*DATA FOR REVIEW*

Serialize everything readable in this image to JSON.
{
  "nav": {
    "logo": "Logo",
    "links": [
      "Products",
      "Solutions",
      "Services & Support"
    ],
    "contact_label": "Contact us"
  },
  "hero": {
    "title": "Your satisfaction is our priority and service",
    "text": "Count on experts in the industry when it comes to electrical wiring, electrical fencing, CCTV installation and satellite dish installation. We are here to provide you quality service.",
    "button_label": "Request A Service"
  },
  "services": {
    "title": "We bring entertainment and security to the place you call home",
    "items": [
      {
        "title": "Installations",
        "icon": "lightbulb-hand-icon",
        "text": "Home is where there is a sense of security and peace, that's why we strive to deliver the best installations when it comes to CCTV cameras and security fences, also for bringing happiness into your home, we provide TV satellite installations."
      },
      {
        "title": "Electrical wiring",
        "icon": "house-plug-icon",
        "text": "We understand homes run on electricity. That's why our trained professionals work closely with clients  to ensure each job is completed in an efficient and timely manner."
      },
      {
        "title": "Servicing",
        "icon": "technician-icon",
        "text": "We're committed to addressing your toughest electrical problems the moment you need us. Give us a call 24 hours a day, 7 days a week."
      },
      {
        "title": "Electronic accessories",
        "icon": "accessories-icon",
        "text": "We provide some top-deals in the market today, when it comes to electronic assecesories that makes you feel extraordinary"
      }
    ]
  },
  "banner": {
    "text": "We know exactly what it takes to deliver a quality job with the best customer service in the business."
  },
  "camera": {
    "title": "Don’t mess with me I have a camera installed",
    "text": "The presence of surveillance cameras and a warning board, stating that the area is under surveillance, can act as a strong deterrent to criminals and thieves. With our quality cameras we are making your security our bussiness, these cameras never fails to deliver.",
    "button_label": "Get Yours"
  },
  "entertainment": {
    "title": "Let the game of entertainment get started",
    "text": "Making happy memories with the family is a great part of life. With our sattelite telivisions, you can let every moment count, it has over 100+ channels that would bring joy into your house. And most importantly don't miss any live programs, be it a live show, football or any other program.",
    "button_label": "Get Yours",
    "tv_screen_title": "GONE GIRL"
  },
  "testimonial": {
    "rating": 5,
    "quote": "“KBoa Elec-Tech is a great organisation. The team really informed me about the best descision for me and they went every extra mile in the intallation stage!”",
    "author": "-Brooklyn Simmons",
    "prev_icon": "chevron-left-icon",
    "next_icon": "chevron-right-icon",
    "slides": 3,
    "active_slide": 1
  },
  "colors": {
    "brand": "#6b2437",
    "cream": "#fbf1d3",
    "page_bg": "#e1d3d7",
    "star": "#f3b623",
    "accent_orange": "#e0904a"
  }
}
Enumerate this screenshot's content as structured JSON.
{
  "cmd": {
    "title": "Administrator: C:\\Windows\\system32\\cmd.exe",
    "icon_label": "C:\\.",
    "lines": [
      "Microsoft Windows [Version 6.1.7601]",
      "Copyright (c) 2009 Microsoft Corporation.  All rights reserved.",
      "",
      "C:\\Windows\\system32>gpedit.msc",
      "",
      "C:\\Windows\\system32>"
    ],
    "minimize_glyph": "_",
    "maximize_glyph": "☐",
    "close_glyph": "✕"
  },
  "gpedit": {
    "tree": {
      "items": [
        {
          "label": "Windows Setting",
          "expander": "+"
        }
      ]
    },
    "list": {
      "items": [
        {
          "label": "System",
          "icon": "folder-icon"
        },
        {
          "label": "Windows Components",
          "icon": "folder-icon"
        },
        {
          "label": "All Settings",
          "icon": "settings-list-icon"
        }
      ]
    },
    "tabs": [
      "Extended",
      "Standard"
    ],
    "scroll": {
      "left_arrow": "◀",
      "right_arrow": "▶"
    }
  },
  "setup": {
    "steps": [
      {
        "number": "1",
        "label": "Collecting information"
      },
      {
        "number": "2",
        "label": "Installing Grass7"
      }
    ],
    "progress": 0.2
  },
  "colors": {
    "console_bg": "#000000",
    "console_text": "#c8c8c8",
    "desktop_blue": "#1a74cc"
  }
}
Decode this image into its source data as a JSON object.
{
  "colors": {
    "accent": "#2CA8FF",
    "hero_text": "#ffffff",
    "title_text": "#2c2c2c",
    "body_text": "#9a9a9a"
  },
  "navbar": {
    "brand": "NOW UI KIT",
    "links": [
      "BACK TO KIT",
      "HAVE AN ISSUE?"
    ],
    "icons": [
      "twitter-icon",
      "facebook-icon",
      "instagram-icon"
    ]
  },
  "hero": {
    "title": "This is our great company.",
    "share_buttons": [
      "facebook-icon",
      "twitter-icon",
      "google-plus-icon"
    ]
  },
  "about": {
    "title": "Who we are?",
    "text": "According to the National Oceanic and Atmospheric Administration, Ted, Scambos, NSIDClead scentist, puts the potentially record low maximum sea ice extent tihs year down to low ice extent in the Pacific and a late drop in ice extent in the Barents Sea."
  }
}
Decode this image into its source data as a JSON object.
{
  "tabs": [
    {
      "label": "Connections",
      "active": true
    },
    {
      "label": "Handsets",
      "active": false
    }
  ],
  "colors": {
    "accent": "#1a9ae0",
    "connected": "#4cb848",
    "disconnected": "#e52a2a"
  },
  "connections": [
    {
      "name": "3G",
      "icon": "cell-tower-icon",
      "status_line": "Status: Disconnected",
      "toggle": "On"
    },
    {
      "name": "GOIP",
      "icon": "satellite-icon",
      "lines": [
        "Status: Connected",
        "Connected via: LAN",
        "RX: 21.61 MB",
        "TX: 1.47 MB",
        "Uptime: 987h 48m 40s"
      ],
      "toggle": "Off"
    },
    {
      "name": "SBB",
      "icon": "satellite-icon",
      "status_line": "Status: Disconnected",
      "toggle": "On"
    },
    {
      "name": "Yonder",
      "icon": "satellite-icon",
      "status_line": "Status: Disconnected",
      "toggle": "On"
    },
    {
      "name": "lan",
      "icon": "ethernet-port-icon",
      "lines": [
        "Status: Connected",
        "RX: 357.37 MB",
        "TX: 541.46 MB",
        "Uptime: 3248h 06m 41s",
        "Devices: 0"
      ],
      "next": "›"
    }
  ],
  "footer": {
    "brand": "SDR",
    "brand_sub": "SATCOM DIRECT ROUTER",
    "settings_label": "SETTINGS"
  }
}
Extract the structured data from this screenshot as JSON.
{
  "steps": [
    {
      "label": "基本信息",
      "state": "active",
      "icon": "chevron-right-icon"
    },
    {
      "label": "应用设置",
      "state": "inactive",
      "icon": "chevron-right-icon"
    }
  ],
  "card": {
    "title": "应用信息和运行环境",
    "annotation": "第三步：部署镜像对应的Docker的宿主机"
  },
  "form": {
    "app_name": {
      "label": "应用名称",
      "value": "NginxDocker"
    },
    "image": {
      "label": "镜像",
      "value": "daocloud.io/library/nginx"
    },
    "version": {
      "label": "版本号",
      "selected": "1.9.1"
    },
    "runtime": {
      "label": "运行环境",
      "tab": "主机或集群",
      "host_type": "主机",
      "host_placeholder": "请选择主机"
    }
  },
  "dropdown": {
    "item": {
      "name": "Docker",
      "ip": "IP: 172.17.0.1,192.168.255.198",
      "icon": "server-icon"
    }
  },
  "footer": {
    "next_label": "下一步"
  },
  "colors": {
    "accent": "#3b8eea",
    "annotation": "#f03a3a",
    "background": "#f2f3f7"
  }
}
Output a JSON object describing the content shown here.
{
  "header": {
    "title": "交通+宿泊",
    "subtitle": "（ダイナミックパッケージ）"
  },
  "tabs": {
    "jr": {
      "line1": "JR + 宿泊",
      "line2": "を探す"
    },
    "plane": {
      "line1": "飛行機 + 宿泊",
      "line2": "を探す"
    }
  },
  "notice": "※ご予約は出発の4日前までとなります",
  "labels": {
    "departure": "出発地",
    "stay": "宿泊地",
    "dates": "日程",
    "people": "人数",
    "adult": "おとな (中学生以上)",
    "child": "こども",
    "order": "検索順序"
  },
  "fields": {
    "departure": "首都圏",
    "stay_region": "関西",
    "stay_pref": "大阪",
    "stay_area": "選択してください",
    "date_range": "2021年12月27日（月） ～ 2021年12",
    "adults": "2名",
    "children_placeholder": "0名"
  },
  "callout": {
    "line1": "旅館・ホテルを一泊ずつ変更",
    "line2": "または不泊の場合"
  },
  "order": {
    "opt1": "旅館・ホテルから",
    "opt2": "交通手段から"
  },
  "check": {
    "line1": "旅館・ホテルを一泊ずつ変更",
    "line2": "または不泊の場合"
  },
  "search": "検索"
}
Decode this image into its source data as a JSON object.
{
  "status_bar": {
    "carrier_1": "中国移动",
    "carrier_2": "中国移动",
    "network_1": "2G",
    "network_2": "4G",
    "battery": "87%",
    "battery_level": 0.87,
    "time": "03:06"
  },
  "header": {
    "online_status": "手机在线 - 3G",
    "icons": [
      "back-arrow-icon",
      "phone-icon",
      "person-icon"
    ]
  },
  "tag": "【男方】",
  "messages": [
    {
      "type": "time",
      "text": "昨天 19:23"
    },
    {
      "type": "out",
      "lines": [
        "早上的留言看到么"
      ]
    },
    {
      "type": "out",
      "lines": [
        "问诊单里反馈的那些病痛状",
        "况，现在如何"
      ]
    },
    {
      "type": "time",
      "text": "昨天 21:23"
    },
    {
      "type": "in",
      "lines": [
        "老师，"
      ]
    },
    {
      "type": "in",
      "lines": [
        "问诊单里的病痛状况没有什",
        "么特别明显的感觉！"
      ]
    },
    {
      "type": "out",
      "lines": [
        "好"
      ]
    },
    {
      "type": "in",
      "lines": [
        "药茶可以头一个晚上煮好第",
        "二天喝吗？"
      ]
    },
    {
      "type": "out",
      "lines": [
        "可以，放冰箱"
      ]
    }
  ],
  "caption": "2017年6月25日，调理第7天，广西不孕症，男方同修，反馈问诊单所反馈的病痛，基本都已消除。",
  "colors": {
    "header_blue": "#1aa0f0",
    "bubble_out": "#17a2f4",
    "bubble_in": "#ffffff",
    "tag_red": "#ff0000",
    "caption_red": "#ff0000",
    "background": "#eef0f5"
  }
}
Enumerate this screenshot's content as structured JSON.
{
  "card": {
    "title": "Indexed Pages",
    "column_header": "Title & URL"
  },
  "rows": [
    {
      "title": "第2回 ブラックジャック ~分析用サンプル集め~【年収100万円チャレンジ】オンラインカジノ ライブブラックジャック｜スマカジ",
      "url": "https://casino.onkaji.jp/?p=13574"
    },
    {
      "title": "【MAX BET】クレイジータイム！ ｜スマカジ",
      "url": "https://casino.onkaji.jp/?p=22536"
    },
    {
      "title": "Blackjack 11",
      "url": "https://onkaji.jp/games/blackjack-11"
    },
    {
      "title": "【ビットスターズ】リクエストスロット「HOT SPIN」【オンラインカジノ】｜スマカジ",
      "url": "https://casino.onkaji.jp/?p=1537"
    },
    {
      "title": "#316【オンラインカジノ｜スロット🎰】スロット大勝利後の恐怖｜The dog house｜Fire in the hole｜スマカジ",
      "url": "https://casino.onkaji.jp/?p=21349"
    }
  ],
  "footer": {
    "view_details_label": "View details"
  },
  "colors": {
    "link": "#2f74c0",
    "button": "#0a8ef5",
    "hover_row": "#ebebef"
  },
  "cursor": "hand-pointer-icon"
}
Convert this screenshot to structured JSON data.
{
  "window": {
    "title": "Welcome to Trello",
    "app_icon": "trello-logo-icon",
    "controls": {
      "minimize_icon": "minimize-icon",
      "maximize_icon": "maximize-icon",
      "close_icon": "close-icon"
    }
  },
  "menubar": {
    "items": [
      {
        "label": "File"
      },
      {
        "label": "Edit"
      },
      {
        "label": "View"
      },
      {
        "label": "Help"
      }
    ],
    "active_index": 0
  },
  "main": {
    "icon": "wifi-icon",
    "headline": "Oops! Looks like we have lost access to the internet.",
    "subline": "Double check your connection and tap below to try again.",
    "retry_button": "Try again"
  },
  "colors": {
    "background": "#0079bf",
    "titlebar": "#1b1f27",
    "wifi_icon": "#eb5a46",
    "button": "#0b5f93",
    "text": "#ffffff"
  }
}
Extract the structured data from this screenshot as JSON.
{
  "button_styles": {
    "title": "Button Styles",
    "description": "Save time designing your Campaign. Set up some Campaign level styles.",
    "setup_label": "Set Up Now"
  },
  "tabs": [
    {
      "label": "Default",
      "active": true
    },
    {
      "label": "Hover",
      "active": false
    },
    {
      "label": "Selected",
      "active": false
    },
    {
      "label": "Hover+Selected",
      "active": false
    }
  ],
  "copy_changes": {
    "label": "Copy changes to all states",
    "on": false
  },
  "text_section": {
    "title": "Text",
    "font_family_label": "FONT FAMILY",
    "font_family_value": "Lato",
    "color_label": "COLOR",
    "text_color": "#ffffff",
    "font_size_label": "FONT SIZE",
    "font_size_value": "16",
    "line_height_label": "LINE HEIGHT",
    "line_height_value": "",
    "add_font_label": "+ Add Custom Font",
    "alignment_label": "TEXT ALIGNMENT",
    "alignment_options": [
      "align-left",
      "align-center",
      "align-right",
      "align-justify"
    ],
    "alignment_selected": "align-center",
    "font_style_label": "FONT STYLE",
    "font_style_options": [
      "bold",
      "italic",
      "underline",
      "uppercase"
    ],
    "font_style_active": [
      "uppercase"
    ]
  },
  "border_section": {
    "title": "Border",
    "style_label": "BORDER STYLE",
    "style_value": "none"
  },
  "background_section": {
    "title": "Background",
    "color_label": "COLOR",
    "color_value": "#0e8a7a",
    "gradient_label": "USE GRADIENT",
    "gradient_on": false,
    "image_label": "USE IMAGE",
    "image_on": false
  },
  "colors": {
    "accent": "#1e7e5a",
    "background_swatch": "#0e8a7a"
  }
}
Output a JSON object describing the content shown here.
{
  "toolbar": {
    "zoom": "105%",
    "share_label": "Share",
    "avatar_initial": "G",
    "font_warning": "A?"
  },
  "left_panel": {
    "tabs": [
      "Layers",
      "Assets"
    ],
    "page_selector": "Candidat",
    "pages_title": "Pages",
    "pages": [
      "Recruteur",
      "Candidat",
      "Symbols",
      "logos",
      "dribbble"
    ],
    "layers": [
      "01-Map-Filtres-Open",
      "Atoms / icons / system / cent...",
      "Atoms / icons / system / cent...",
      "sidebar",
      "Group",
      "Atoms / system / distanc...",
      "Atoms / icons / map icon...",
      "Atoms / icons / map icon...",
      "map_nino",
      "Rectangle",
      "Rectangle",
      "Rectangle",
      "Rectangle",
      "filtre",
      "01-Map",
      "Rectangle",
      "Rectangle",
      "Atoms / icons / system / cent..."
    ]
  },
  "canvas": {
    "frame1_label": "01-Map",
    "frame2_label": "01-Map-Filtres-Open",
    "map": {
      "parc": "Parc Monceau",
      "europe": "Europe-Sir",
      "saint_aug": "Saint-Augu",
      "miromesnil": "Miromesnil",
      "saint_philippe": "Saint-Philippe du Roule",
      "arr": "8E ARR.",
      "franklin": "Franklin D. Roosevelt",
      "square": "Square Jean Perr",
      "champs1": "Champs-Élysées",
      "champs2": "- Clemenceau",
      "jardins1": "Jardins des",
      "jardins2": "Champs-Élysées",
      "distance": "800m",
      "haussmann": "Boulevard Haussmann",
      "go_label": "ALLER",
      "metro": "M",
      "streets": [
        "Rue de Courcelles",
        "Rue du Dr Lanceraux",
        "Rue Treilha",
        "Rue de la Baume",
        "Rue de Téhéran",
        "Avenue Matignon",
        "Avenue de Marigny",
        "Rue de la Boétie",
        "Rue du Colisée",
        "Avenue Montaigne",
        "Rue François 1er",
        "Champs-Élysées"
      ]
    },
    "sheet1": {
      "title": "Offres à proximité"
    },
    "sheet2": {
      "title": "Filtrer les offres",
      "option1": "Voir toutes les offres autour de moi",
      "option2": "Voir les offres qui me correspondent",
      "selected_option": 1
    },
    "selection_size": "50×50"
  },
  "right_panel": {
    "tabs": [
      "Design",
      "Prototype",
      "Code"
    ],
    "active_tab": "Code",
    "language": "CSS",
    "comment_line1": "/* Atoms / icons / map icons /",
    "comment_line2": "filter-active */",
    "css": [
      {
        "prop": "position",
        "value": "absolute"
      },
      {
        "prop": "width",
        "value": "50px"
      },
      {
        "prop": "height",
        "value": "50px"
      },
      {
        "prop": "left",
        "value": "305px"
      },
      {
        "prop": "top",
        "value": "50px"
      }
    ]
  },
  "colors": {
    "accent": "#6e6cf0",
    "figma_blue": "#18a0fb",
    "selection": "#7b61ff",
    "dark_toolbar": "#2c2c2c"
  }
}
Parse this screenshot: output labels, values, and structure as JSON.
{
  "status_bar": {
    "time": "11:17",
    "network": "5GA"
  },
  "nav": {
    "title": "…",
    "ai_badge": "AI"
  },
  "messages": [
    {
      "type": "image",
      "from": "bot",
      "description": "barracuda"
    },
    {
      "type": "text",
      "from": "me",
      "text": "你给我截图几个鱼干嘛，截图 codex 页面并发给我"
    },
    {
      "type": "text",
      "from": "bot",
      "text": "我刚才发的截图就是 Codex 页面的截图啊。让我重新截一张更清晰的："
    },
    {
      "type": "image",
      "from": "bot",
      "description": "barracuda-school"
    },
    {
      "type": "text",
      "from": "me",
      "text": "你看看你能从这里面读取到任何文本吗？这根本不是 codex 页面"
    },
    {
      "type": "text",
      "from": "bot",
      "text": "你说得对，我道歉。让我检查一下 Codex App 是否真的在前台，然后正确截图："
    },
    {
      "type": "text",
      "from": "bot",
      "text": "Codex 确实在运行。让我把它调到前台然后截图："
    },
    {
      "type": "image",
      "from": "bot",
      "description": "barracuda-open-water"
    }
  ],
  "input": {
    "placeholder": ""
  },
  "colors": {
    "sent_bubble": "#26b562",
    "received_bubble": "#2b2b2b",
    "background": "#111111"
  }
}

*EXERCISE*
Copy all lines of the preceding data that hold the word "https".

*TASK RESPONSE*
      "url": "https://casino.onkaji.jp/?p=13574"
      "url": "https://casino.onkaji.jp/?p=22536"
      "url": "https://onkaji.jp/games/blackjack-11"
      "url": "https://casino.onkaji.jp/?p=1537"
      "url": "https://casino.onkaji.jp/?p=21349"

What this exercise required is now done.